• _PROBLEM DESCRIPTION_
Copy out each line of the entries where the word "JSON" is present.

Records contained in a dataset
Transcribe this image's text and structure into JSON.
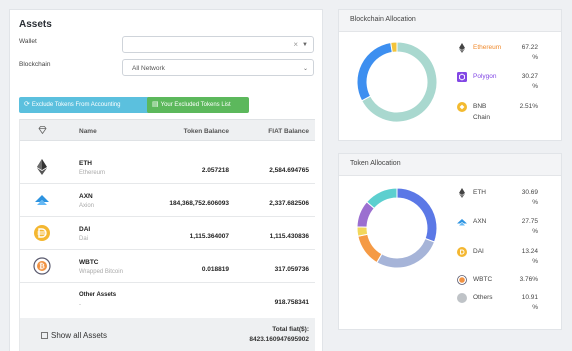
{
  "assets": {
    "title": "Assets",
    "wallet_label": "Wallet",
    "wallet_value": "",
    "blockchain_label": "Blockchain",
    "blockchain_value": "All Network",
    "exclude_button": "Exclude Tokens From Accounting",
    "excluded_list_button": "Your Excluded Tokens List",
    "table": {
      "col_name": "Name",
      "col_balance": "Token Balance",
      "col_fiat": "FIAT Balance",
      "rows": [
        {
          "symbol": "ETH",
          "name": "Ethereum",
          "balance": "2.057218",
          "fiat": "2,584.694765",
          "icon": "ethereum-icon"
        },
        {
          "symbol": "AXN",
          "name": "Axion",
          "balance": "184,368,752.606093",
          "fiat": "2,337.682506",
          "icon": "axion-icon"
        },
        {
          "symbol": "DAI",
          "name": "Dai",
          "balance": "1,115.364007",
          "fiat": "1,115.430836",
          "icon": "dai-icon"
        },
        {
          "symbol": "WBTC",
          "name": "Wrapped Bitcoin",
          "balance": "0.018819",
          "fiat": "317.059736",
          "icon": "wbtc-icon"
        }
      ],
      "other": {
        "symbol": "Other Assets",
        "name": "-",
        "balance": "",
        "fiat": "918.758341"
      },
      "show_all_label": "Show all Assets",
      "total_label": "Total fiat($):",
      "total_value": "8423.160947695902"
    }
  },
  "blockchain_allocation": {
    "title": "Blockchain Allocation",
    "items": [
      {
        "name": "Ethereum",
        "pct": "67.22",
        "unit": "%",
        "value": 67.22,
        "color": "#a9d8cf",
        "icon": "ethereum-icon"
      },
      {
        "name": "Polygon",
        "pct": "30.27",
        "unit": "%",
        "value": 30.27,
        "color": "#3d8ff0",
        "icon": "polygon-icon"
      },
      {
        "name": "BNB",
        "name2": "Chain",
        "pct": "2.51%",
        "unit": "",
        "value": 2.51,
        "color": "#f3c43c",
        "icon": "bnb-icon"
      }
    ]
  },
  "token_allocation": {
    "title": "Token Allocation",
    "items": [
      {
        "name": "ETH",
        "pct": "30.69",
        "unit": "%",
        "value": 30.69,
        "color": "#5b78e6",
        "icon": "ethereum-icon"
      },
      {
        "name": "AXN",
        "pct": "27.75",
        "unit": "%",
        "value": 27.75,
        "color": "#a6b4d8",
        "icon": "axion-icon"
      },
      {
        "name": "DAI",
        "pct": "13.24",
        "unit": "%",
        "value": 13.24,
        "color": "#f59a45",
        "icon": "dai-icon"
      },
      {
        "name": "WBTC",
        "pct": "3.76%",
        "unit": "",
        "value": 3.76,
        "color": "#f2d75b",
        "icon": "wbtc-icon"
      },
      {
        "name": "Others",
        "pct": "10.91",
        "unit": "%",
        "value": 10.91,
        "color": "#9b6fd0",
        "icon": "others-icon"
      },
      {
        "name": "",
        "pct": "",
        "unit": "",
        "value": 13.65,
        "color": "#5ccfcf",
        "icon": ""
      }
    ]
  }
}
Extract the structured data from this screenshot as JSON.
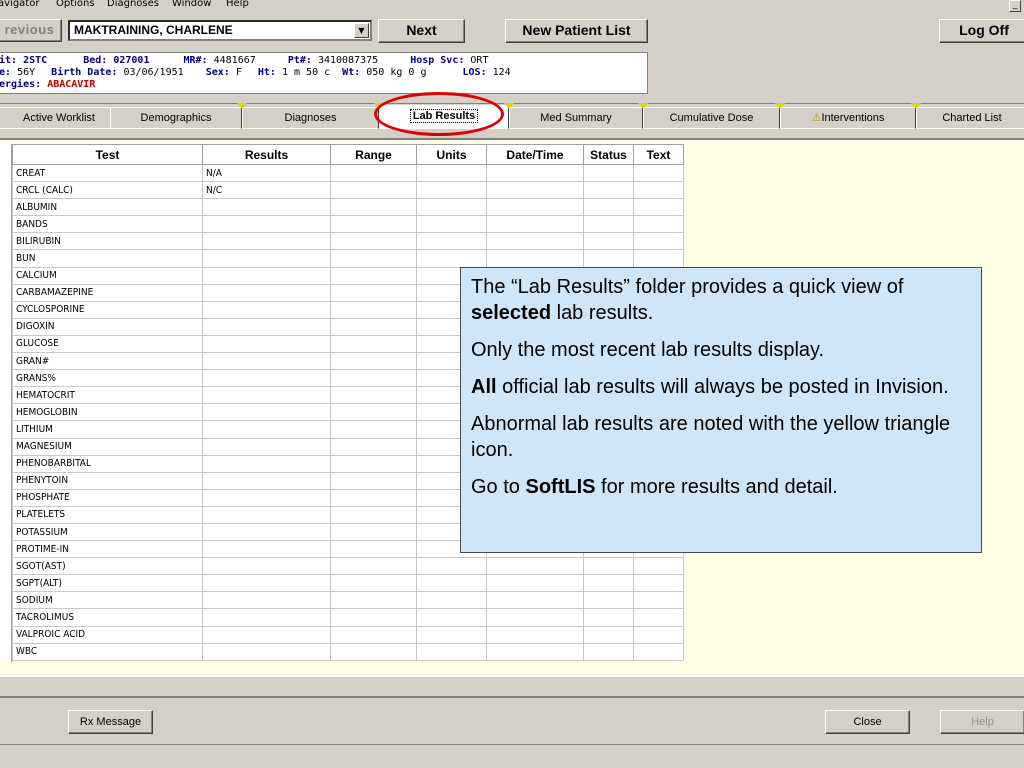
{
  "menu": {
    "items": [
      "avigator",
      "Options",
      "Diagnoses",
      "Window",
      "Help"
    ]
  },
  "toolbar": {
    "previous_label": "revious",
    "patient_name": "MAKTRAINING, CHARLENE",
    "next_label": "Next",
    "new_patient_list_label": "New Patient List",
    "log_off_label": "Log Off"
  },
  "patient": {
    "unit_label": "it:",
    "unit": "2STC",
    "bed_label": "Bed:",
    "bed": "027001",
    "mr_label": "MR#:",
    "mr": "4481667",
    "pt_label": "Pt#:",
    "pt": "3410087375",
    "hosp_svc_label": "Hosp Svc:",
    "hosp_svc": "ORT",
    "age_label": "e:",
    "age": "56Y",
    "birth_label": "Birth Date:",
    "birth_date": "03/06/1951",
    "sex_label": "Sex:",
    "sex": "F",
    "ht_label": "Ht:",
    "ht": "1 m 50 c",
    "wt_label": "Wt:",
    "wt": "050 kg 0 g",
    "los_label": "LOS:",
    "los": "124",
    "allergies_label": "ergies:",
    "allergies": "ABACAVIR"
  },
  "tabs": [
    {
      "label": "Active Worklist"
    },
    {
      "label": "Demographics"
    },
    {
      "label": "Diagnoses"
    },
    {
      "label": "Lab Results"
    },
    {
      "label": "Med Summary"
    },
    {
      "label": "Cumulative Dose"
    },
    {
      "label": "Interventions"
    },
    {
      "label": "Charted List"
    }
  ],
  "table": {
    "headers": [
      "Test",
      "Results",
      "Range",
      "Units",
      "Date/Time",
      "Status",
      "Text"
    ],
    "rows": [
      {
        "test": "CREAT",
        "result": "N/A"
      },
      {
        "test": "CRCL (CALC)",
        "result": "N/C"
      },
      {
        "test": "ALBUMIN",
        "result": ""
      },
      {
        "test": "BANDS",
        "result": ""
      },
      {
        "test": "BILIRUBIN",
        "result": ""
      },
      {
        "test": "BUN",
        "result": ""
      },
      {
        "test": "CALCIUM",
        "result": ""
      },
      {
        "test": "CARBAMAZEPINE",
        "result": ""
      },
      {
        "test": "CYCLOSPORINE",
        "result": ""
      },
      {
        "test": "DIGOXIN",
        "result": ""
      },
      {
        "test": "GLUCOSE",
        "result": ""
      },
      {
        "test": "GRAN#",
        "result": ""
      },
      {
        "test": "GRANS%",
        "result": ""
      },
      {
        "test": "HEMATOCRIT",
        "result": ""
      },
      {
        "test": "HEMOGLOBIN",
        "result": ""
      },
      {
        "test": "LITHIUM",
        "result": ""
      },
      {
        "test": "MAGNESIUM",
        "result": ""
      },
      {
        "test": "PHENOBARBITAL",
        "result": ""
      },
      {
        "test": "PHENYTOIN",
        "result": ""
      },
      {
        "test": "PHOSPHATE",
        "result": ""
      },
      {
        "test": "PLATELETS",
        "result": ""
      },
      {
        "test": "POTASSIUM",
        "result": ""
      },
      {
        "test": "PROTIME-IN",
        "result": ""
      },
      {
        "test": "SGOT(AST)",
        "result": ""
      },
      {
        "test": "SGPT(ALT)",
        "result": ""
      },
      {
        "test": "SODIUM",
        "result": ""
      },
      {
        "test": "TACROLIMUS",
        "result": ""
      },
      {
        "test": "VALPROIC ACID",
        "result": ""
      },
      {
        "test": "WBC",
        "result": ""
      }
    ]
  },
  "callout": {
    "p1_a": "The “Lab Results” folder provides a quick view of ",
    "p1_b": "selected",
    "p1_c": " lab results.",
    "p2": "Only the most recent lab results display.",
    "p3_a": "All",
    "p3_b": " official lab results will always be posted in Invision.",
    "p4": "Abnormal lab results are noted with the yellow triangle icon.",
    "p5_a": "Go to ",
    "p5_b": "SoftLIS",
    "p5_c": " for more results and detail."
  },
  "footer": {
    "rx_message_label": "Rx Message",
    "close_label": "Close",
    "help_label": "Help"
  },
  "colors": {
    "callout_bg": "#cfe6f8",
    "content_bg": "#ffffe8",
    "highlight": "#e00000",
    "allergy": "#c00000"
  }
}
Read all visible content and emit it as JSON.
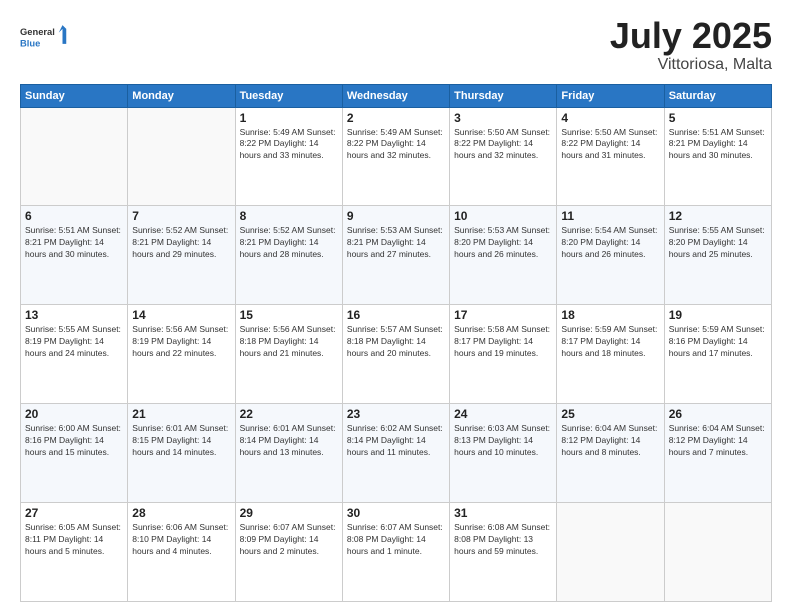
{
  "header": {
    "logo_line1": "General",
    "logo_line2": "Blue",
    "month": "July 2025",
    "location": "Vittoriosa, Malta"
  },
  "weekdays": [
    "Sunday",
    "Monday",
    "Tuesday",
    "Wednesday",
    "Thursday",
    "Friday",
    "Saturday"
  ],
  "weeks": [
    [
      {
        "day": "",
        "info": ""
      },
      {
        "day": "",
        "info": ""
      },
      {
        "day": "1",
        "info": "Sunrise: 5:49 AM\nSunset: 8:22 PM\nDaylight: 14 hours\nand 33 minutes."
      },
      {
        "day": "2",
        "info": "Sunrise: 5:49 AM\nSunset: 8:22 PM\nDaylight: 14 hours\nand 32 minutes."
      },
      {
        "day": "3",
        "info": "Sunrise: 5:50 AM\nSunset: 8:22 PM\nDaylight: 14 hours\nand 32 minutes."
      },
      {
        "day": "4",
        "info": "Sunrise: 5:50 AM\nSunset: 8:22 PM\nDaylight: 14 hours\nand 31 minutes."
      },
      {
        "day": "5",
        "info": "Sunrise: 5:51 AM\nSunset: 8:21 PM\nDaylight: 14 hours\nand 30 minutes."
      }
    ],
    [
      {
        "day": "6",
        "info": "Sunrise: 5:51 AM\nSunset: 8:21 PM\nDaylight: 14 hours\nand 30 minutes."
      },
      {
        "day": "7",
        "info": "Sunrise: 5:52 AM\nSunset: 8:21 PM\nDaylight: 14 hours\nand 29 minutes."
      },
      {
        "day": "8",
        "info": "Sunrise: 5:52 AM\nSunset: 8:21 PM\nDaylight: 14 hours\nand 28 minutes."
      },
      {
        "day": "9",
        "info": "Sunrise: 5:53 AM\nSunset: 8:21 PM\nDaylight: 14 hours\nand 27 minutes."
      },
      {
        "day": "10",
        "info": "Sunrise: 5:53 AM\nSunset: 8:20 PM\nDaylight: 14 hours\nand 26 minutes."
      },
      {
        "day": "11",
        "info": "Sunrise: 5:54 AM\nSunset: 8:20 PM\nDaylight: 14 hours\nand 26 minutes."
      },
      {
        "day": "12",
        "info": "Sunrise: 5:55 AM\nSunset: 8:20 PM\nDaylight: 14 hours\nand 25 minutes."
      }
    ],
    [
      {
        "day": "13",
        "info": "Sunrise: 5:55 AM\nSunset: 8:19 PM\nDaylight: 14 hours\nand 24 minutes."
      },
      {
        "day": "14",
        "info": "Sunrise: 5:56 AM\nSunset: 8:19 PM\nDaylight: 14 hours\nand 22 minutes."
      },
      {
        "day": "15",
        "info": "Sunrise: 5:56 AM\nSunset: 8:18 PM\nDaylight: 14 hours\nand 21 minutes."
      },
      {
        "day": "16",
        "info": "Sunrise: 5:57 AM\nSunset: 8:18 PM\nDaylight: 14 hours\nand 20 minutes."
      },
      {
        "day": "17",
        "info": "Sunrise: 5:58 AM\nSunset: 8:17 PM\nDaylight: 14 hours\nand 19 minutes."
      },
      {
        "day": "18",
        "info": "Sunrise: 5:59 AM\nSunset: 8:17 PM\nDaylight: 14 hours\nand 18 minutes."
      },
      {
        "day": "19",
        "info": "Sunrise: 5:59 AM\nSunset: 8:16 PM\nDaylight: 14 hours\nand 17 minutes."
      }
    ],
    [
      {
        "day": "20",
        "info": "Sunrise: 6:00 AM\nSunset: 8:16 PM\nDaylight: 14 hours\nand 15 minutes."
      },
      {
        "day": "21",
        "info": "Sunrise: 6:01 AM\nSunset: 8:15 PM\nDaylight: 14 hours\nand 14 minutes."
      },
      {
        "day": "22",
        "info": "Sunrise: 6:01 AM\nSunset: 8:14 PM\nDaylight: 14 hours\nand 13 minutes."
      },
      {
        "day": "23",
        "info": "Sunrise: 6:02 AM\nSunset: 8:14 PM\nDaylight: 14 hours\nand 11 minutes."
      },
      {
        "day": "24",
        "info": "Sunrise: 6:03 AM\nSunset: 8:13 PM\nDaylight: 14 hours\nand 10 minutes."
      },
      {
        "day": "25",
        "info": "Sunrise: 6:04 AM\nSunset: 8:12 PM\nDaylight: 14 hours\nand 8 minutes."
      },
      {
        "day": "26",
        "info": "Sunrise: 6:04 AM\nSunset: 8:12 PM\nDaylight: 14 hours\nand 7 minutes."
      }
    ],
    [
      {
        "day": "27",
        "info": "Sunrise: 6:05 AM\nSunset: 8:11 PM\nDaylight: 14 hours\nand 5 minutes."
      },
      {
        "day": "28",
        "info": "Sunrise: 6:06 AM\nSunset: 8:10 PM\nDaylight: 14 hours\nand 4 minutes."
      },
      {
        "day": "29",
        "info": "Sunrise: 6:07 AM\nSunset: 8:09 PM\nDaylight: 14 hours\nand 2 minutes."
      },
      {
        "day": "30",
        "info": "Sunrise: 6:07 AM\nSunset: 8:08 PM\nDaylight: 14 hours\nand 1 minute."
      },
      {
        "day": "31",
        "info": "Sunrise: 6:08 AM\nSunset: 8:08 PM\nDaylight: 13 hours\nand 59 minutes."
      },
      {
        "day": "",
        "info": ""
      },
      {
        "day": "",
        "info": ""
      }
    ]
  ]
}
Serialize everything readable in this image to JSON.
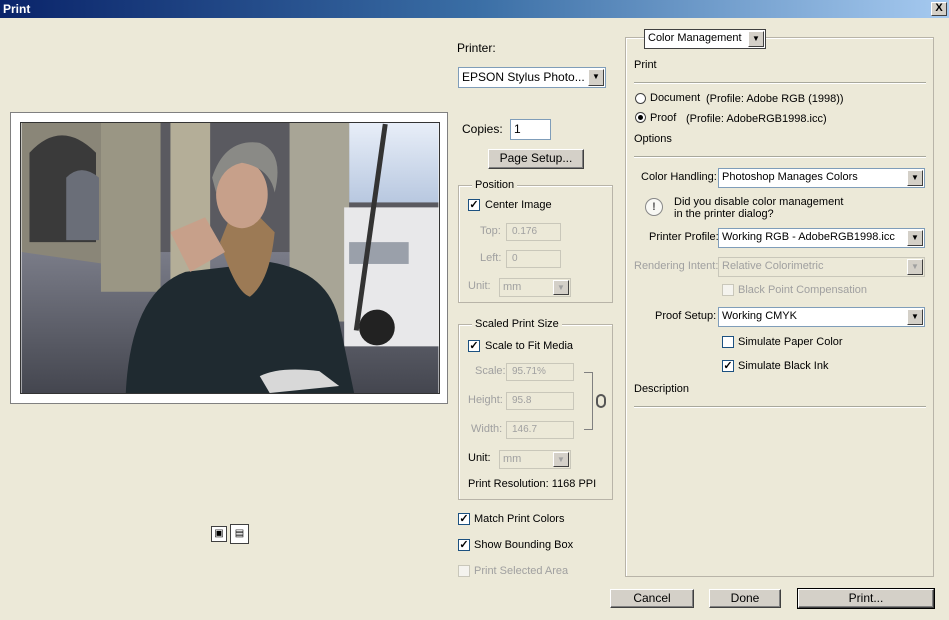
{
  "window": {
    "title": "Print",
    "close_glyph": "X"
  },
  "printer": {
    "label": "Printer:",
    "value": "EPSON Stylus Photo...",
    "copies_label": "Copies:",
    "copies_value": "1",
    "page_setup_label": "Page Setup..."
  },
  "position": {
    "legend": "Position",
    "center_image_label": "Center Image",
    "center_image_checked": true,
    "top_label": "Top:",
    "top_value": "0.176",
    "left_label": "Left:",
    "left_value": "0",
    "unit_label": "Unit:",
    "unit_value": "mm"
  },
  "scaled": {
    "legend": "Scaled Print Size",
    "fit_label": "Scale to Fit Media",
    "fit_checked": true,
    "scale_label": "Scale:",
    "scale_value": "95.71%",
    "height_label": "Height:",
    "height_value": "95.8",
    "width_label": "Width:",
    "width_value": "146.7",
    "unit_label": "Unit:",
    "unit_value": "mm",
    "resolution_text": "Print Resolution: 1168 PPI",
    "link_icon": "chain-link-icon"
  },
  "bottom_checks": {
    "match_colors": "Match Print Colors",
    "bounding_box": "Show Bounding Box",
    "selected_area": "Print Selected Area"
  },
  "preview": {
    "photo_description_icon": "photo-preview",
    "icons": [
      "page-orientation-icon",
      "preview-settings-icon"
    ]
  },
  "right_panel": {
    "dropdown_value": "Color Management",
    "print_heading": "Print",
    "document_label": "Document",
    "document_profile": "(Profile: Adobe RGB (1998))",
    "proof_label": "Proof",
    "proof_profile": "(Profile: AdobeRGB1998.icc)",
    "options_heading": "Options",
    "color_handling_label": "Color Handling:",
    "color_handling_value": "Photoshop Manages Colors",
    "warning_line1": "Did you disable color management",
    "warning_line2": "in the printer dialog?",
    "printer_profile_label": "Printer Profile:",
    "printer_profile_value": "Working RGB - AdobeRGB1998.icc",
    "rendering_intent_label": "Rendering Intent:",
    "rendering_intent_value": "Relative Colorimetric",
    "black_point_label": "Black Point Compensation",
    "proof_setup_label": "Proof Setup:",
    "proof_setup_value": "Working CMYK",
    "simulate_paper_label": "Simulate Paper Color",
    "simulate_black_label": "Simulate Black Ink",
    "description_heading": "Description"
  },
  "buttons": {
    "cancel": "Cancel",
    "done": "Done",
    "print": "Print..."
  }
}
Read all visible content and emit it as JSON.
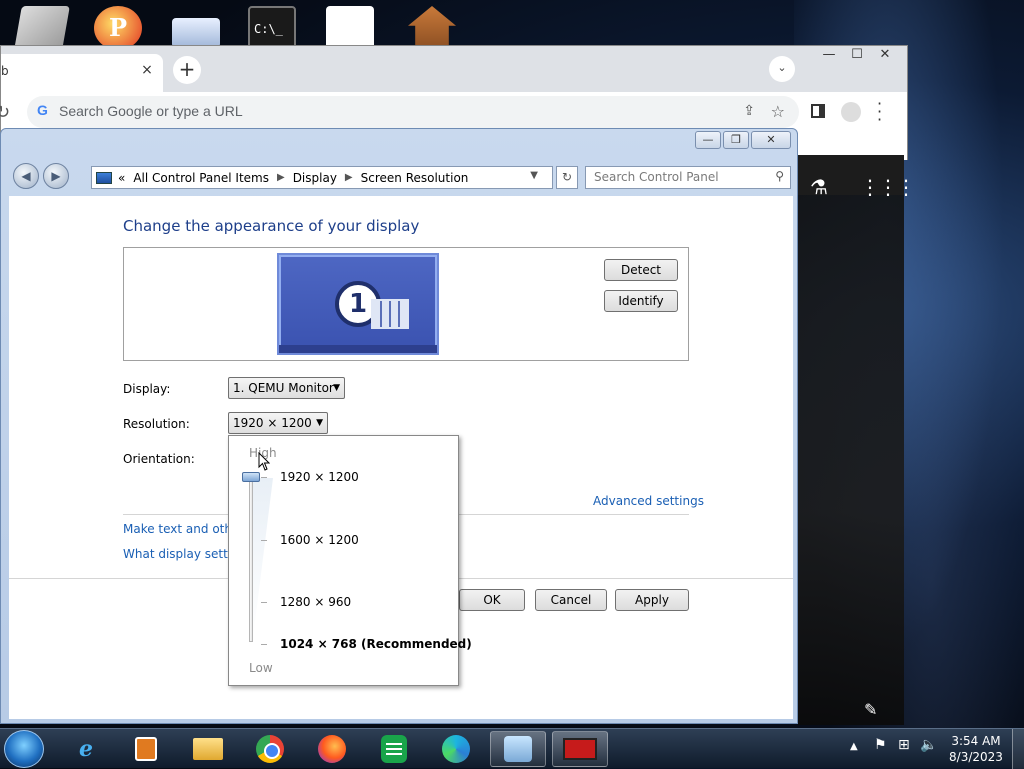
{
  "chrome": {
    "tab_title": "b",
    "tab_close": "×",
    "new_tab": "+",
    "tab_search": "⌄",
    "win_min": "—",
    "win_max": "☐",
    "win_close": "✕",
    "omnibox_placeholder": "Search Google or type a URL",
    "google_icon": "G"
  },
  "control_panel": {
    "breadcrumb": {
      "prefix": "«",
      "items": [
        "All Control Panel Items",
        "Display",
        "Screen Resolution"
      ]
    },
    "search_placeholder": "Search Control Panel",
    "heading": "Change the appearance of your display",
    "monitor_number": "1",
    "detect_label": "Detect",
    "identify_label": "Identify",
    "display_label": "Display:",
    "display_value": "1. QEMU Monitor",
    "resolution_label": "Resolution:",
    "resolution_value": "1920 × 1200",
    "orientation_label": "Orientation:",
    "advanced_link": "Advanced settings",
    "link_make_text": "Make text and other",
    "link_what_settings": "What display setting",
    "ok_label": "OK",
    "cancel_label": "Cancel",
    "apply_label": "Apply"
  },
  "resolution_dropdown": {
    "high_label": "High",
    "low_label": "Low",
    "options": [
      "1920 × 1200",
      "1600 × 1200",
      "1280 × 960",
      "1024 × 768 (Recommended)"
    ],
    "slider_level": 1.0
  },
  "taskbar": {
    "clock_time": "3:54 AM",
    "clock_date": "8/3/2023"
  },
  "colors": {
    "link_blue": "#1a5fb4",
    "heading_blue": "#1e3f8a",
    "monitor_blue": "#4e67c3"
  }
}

• _SOLUTION_
Transcribe this image's text and structure into JSON.
Extract the structured data from this screenshot as JSON.
Read all visible content and emit it as JSON.
Serialize everything readable in this image to JSON.
Read all visible content and emit it as JSON.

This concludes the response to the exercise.